• **WHAT IS EXPECTED**: Tally the lines below containing the word "change" and give that total alone.
(Beginning of DATA EXCERPTS)
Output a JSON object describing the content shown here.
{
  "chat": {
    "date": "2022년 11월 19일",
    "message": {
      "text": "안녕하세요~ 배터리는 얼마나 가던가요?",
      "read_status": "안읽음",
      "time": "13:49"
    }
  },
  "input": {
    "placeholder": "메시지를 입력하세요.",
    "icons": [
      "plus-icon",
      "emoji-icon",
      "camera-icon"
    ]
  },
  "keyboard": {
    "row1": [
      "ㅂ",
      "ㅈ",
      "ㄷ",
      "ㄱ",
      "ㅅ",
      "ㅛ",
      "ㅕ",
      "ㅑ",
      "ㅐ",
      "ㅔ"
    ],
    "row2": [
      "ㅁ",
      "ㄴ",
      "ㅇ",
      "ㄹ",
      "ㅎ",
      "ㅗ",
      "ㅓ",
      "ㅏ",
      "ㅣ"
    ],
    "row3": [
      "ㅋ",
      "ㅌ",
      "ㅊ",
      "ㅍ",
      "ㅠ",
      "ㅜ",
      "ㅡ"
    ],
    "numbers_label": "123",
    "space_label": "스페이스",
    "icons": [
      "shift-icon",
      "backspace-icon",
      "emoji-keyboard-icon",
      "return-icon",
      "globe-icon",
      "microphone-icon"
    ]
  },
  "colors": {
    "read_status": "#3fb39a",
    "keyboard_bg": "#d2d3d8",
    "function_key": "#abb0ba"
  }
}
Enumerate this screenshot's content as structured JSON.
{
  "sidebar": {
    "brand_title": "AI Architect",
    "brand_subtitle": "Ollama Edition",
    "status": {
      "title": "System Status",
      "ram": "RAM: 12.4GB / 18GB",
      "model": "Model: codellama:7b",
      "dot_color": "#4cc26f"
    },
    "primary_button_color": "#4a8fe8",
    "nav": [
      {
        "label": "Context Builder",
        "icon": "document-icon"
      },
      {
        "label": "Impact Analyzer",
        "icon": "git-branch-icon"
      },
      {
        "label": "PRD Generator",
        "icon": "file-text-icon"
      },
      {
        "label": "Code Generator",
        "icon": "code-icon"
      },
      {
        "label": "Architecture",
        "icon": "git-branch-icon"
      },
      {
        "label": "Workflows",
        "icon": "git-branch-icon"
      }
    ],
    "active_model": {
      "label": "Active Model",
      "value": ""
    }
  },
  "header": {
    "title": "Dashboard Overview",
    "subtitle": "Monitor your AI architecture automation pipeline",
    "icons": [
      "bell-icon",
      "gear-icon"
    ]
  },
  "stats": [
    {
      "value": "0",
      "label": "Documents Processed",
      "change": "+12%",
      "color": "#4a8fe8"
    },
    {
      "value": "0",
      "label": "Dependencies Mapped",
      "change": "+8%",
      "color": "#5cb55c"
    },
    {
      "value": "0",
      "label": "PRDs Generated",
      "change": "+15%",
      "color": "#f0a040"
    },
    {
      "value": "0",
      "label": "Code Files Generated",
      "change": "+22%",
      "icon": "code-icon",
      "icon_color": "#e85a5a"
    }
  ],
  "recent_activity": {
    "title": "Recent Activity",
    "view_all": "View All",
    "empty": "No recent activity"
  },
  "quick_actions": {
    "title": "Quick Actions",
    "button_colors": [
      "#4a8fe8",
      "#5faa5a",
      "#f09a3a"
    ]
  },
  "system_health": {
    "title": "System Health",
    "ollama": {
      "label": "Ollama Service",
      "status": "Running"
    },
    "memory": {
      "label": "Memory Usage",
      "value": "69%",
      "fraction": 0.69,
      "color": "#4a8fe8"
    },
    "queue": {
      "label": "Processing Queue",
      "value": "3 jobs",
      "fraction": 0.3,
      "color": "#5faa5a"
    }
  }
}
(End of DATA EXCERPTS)
• **PROBLEM SOLUTION**: 4